1895 – 1920


Edith Annesley Badham, SCEGGS’ first headmistress, was born at Louth, Lincolnshire in December 1853, the eldest child of Julia and Charles Badham, future Professor of Classics and Principal of the University of Sydney (1867 – 1884).

Edith spent her early years at school in France, arriving in New South Wales at the age of fourteen and her father from then on supervised her education. It is said she became so proficient in Greek, Latin, French and English Literature that she was able to assist him in his work and corrected public examination papers.  After his death she taught privately until her appointment as the Principal of SCEGGS.

Career at SCEGGS

Early in 1895, Miss Badham was invited to join a Committee appointed by the Church of England Synod to establish an Anglican Girls’ High School. She threw herself into this venture, she was on every subcommittee and was involved with every aspect of the School’s formation.

Miss Badham was appointed by this Committee to be the Head of SCEGGS in 1895 at the age of forty-two. Initially agreeing to be the School’s ‘Lady Principal’ for six months, she stayed till her death, 25 years later.

At SCEGGS we remember Miss Badham as an intellectual, with strength of character and strength as a person; tenacious, a formidable woman; warm and generous; and had a quick mind, great with words and prepared to speak out on the issues of the day.

“Everyone who knows anything about schools knows also that the most desirable asset that any school can have is that quality which is called esprit de corps, tradition or atmosphere; none of the names by which it is known is entirely satisfactory, but the quality itself can always be recognised.
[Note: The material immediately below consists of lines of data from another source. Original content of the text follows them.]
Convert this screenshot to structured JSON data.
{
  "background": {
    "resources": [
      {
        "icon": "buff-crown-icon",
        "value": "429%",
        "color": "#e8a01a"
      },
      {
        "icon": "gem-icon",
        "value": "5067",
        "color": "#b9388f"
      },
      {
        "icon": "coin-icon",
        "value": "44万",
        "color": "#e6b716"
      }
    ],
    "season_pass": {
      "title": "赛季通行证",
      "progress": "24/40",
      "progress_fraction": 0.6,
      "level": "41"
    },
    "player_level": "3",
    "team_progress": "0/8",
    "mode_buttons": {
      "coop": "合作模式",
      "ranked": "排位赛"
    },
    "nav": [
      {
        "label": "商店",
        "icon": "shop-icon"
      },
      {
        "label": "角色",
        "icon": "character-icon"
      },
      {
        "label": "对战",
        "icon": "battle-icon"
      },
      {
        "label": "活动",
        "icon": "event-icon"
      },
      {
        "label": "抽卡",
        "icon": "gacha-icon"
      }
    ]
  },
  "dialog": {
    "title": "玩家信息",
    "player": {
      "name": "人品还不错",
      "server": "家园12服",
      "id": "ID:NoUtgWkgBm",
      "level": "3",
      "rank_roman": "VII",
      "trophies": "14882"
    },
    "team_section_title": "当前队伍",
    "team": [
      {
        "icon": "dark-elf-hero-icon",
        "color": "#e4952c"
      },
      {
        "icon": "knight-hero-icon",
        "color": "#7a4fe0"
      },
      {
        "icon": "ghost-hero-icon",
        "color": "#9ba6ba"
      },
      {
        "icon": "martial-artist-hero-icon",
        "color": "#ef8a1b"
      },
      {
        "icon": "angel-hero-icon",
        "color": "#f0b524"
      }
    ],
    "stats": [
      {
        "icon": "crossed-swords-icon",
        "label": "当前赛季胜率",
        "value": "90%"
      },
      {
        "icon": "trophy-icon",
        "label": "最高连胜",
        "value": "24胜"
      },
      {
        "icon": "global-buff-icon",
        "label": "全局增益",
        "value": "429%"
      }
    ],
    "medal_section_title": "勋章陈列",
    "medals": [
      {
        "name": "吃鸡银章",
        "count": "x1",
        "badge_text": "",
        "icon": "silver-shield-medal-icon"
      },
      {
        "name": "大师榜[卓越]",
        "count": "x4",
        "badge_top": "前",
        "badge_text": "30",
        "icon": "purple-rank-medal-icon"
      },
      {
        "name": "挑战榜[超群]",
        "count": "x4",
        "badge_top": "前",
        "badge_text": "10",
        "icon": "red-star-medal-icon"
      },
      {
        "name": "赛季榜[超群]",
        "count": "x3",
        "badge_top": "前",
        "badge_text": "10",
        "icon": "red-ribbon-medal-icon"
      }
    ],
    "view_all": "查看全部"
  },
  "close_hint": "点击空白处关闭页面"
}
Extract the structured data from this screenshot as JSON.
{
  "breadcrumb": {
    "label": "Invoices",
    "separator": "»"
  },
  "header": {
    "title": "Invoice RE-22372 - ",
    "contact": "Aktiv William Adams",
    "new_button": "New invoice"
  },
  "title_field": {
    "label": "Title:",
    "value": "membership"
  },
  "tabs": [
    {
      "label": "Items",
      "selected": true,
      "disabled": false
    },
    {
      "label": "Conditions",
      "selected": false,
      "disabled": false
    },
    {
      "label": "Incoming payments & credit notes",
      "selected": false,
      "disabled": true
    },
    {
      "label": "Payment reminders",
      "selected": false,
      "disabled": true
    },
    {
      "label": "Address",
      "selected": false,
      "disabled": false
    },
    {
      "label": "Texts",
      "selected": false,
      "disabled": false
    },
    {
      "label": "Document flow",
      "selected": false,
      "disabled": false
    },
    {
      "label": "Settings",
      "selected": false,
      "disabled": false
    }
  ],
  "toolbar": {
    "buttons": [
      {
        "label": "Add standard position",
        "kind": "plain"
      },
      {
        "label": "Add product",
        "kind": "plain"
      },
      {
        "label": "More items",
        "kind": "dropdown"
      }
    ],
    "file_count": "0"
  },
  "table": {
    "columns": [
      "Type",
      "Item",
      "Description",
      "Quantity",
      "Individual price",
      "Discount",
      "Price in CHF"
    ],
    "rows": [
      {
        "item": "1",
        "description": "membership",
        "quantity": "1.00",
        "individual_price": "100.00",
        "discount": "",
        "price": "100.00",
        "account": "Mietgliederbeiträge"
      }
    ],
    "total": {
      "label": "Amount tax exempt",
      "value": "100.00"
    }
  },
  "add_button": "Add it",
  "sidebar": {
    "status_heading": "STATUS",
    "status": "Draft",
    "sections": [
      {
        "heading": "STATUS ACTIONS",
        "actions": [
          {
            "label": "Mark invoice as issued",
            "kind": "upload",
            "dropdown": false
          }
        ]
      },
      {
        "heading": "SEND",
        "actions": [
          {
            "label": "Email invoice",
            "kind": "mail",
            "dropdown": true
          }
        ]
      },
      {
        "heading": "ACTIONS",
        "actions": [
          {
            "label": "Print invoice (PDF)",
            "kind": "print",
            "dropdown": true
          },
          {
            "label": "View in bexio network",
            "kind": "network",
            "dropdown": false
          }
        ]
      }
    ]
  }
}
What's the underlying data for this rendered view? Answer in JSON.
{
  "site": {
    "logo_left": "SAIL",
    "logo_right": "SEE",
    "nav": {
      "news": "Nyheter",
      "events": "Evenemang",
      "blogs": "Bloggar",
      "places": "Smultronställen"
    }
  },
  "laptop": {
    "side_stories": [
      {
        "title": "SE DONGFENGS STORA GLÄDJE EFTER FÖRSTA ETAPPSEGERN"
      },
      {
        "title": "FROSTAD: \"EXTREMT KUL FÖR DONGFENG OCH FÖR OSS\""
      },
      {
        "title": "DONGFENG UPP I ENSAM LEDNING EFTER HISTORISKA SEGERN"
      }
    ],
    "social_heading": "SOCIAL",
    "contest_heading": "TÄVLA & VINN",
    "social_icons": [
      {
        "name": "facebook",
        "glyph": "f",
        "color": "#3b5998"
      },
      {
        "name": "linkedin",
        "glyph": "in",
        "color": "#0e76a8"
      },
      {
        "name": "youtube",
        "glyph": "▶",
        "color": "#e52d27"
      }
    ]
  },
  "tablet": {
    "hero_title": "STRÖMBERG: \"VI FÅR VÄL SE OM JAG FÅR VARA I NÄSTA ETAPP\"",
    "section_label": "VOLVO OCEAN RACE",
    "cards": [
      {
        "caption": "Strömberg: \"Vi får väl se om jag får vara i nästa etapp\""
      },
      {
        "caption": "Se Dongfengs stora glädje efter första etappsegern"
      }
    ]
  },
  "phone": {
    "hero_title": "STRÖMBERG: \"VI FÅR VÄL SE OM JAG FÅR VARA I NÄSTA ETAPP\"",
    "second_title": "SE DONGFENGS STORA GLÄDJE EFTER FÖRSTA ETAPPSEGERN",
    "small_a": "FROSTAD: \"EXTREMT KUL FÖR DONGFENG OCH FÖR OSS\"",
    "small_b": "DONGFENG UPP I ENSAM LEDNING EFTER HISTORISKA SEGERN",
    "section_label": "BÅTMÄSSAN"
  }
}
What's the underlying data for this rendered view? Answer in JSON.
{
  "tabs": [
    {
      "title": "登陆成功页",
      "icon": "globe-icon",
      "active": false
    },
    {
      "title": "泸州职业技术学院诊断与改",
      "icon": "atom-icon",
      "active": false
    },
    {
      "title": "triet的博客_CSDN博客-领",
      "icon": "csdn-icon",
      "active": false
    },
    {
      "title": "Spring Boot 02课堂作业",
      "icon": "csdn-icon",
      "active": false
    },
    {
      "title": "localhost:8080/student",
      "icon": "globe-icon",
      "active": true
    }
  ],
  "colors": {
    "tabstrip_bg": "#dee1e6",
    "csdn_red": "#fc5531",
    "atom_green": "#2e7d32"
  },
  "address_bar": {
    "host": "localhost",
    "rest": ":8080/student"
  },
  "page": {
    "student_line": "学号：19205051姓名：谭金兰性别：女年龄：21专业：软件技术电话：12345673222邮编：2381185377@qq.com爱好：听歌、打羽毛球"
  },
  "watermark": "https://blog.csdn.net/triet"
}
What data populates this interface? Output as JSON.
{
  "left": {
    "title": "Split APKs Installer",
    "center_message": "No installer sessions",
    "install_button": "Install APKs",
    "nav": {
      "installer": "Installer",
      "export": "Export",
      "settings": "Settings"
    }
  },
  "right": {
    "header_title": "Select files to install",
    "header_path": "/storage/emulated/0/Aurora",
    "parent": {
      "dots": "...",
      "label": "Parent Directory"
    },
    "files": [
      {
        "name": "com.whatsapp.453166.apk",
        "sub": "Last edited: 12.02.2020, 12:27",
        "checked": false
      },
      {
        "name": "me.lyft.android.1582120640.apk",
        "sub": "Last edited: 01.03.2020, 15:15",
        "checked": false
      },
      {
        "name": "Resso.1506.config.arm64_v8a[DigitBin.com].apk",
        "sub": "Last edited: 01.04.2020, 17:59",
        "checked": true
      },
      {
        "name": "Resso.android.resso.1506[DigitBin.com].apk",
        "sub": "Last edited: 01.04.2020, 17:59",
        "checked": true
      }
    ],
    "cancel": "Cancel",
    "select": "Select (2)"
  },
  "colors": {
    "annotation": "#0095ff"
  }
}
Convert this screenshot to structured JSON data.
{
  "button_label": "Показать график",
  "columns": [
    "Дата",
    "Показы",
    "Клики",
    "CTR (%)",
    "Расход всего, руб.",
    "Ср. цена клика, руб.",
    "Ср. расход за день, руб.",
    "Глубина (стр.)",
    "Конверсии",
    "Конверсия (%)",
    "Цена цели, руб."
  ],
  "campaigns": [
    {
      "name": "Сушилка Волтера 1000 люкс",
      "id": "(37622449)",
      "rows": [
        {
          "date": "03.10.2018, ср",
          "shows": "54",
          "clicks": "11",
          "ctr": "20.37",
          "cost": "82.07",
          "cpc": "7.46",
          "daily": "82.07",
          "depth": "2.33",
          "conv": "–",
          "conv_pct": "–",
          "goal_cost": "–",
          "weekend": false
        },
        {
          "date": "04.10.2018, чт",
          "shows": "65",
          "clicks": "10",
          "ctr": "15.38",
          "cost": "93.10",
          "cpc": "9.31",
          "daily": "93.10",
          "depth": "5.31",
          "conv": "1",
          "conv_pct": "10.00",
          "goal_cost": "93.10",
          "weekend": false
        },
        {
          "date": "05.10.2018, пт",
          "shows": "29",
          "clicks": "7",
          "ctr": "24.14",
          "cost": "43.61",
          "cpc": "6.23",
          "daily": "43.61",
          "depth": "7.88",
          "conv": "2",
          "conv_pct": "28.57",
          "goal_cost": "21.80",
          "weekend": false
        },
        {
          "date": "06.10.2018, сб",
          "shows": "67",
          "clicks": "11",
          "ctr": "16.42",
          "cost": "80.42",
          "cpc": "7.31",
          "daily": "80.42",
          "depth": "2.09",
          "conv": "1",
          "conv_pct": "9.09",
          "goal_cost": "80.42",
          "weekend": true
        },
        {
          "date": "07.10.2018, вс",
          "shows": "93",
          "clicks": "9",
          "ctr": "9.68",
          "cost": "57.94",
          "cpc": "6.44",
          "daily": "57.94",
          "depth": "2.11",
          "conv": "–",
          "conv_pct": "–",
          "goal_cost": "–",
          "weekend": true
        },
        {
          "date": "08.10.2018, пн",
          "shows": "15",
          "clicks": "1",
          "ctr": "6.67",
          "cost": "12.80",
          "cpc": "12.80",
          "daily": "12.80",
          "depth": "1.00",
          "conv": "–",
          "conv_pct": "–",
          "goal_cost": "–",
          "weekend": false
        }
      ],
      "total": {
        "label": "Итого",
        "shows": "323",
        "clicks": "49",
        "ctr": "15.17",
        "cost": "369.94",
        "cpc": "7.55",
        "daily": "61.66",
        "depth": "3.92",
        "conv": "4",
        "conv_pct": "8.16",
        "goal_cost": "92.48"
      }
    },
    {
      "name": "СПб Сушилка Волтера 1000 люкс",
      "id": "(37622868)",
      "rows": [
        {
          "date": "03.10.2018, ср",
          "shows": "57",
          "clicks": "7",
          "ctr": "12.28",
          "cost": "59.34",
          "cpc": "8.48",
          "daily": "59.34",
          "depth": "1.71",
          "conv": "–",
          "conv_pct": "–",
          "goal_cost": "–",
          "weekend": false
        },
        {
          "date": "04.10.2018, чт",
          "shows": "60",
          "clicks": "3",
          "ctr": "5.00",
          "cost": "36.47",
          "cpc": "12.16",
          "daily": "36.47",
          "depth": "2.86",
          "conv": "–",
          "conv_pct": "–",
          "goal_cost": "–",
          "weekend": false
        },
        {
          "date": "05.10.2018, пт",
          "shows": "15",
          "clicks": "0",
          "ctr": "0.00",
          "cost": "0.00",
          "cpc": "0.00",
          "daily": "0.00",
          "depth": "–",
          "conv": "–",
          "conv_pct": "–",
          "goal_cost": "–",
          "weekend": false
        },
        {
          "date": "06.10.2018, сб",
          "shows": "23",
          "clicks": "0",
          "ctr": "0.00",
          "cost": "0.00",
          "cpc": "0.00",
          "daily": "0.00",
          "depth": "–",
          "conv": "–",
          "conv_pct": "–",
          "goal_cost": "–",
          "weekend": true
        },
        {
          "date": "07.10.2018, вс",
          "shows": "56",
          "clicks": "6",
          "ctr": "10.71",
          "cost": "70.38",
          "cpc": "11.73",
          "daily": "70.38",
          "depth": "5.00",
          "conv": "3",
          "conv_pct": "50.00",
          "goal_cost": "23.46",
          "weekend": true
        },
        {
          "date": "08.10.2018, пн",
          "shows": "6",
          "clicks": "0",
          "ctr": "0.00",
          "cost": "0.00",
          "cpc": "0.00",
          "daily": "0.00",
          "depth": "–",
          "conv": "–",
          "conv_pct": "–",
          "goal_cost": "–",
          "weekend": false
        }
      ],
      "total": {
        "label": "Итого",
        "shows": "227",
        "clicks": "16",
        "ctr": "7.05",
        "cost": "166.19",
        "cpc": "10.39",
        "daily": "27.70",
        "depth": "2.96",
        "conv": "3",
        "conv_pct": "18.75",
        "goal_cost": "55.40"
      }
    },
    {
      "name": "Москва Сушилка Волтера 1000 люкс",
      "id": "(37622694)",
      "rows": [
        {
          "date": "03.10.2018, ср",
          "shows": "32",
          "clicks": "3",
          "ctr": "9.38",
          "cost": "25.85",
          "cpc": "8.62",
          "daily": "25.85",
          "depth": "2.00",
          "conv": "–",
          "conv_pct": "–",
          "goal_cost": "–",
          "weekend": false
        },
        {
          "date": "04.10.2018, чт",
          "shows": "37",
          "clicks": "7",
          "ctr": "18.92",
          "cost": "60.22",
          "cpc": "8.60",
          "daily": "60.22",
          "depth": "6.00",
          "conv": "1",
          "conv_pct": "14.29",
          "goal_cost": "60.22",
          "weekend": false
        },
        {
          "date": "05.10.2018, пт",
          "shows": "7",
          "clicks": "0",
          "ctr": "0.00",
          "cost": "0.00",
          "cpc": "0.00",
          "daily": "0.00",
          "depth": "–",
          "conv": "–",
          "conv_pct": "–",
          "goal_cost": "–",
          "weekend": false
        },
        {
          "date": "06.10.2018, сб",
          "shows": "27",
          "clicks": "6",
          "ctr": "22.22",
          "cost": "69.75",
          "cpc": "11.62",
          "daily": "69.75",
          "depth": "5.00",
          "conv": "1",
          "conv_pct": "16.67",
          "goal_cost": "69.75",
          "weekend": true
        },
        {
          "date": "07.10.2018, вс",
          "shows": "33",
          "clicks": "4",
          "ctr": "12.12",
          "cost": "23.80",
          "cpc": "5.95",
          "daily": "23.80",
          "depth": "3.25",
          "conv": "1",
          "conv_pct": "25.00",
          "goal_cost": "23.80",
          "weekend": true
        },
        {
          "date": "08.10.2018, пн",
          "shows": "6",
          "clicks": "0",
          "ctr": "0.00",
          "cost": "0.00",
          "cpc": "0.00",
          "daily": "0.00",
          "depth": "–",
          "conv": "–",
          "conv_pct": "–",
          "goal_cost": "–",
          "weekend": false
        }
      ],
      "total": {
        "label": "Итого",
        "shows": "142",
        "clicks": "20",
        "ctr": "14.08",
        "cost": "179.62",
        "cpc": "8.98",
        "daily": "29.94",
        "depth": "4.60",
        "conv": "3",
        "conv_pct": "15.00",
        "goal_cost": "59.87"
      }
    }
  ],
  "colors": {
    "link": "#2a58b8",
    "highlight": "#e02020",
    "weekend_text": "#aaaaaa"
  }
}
We are, even now, not very old as a school, only twenty three years old, and it would have been hard to develop a strong tradition in that time; but we are a Church School, and our tradition goes back for 1900 years.”